Stored items:
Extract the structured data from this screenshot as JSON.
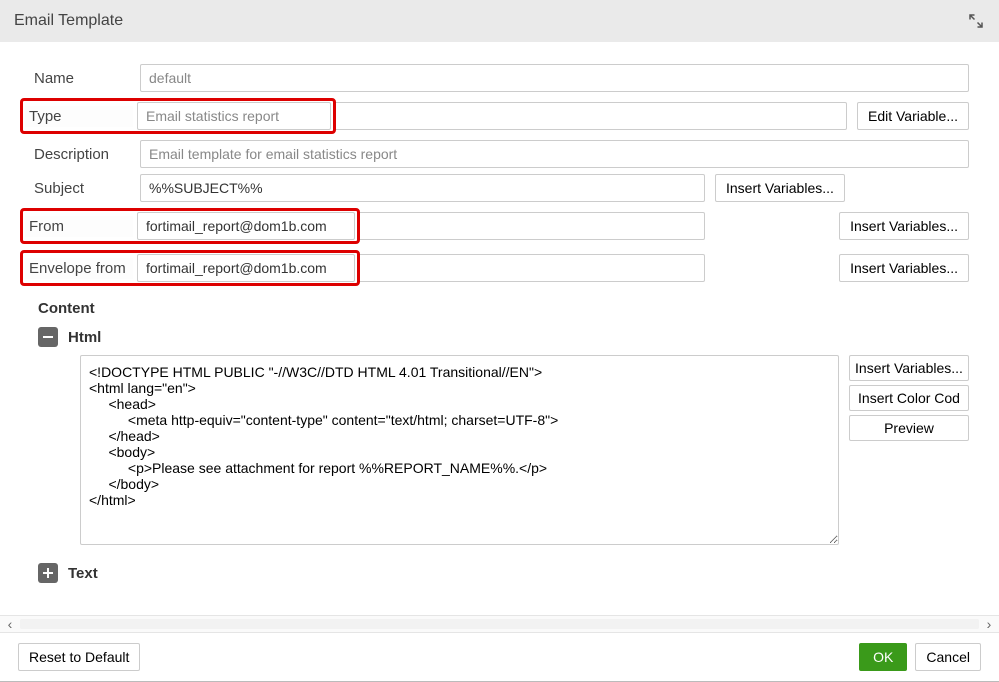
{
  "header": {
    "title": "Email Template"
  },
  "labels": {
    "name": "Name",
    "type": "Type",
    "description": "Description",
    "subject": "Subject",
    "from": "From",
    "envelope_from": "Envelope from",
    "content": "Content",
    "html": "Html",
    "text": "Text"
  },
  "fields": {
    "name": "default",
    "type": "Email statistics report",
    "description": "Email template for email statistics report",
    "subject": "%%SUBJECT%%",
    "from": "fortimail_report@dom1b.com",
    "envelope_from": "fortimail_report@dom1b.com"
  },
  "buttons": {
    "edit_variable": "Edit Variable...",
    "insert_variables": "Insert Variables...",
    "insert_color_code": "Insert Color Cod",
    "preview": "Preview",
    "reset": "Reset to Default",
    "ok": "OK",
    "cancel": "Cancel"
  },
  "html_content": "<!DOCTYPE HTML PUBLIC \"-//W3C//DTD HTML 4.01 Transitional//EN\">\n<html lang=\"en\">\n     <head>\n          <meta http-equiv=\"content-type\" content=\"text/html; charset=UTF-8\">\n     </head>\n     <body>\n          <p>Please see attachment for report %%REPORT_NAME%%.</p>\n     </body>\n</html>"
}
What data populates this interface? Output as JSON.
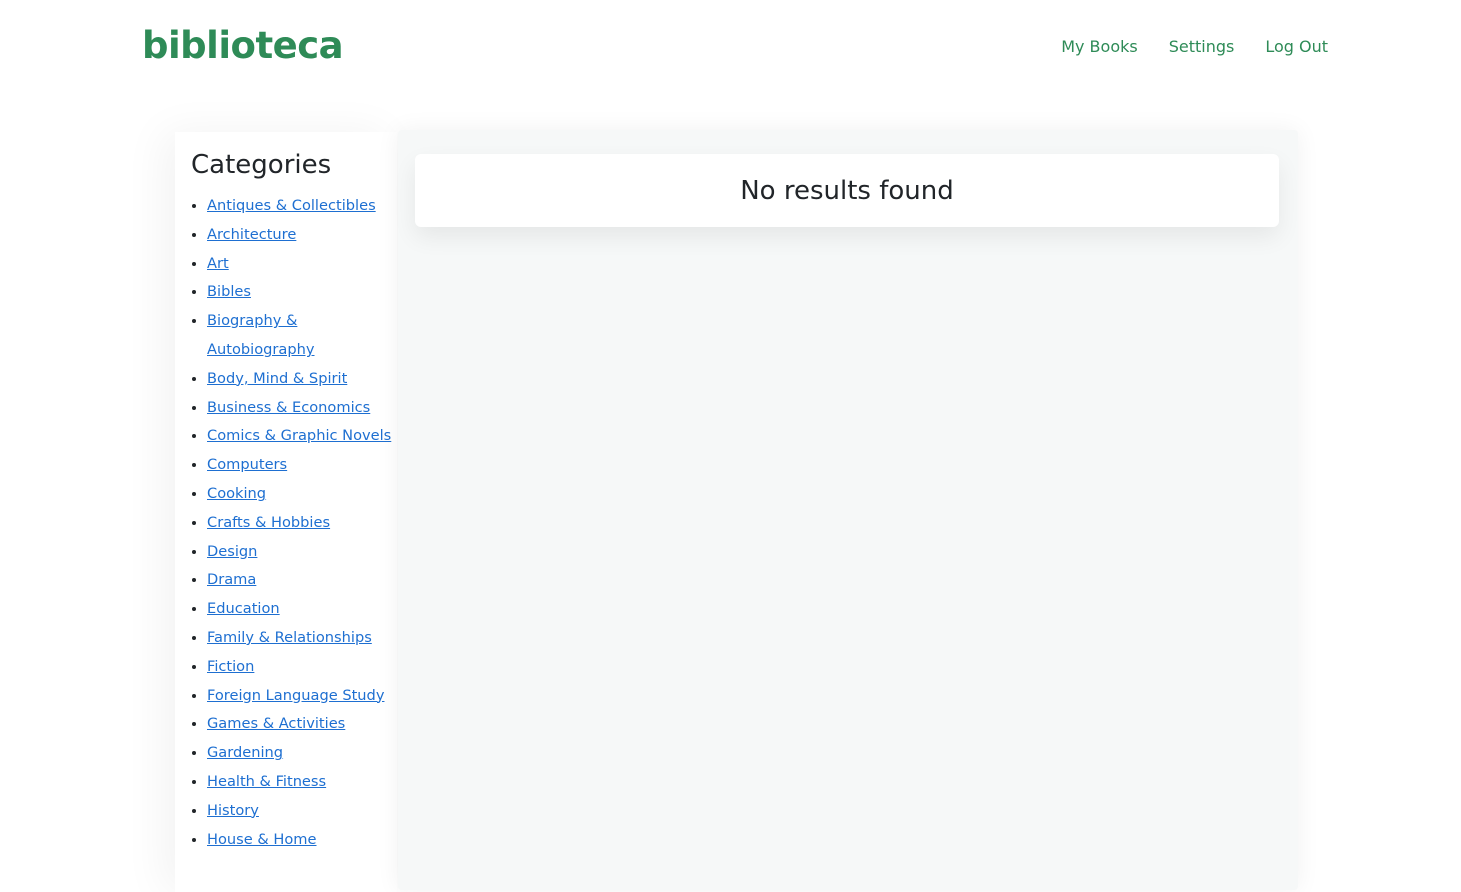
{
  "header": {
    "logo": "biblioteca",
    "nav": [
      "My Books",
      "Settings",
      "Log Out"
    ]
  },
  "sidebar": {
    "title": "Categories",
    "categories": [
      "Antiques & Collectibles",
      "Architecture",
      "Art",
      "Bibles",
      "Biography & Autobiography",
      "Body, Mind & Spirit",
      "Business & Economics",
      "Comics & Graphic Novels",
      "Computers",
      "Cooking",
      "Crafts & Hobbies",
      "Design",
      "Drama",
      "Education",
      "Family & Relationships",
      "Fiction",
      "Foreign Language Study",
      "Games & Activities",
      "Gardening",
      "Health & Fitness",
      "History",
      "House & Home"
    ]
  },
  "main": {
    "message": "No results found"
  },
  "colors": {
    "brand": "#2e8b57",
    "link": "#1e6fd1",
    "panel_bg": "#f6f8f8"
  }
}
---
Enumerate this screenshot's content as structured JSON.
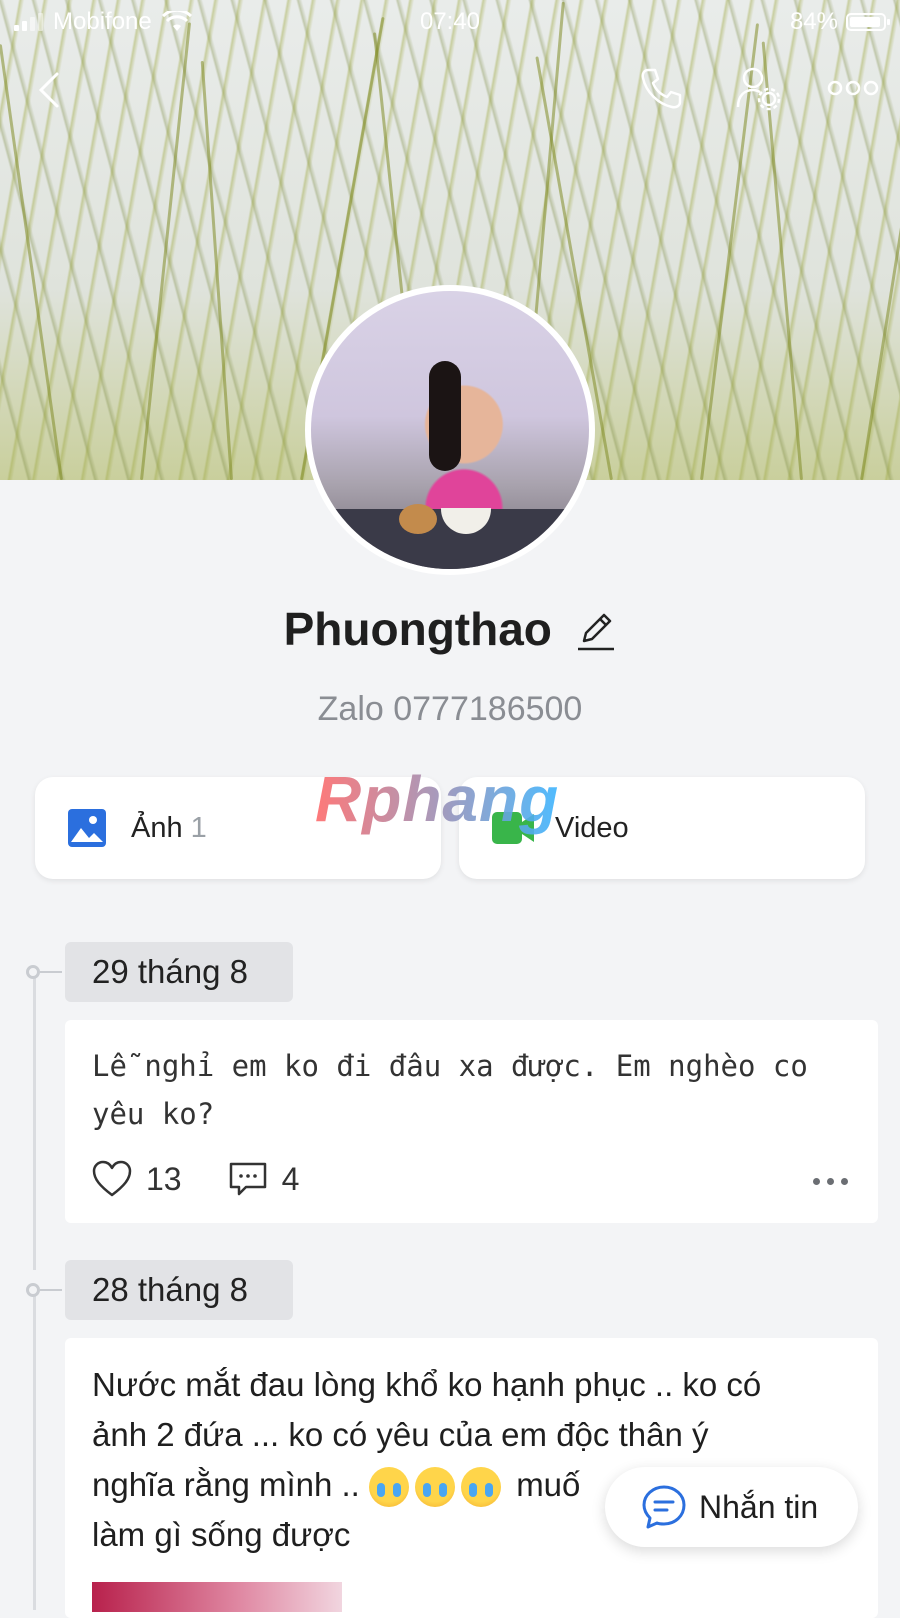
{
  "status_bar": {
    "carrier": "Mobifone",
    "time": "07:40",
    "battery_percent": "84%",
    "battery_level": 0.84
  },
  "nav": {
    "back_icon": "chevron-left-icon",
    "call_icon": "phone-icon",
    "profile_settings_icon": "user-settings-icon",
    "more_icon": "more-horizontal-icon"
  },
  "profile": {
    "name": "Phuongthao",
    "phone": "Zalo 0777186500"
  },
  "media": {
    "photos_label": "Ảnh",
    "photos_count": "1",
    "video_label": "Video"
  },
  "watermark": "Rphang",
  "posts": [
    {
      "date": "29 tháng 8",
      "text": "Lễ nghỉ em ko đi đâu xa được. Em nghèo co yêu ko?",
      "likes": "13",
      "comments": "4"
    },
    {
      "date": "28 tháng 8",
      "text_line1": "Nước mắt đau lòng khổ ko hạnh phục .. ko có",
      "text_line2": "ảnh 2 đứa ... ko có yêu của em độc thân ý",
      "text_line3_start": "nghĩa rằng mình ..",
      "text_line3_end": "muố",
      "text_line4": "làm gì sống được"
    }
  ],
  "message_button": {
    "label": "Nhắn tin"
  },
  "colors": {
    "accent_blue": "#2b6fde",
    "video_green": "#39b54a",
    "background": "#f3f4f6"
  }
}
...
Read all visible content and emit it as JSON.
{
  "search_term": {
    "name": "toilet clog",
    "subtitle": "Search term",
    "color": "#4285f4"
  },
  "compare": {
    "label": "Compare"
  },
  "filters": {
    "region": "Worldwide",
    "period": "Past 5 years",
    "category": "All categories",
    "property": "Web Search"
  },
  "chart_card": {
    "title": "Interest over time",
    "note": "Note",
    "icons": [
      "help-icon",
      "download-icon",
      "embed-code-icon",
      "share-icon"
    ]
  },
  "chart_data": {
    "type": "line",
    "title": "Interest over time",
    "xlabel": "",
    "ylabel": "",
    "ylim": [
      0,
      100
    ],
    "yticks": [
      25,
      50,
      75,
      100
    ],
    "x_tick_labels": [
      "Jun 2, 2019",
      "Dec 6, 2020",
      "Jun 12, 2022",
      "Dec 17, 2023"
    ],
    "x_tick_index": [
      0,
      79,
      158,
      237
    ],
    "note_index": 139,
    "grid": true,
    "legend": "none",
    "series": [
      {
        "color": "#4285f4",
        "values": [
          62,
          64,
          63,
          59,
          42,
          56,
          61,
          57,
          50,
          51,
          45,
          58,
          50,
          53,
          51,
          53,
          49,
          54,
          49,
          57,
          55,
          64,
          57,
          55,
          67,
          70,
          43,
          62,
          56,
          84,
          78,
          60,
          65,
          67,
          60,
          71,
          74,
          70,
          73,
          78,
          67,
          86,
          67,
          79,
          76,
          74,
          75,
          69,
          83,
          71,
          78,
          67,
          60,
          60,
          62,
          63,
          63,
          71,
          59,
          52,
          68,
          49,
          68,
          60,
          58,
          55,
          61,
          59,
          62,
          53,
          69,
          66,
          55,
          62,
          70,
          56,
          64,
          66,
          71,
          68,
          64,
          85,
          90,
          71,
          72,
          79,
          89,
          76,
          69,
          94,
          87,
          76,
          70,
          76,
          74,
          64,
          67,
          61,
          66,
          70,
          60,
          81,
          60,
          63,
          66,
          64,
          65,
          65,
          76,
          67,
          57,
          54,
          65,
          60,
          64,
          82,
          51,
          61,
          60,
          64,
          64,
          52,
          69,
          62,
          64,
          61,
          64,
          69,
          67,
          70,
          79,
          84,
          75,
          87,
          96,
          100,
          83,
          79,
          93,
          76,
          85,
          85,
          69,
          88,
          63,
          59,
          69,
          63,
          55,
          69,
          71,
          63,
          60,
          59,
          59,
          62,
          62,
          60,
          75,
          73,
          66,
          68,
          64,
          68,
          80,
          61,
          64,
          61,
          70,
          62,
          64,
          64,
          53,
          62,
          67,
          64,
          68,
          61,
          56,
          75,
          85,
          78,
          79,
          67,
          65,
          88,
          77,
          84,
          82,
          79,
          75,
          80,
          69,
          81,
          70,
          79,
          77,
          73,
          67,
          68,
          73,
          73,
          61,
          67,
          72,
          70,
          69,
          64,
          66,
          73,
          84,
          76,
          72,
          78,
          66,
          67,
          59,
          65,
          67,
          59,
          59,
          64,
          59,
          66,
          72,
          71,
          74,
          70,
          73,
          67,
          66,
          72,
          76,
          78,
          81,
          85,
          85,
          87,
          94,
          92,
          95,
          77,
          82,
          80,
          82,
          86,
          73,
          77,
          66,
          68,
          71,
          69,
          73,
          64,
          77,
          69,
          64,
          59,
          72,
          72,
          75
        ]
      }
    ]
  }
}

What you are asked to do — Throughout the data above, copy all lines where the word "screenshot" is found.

Result of the exercise —
Extract the structured data from this screenshot as JSON.
Enumerate this screenshot's content as structured JSON.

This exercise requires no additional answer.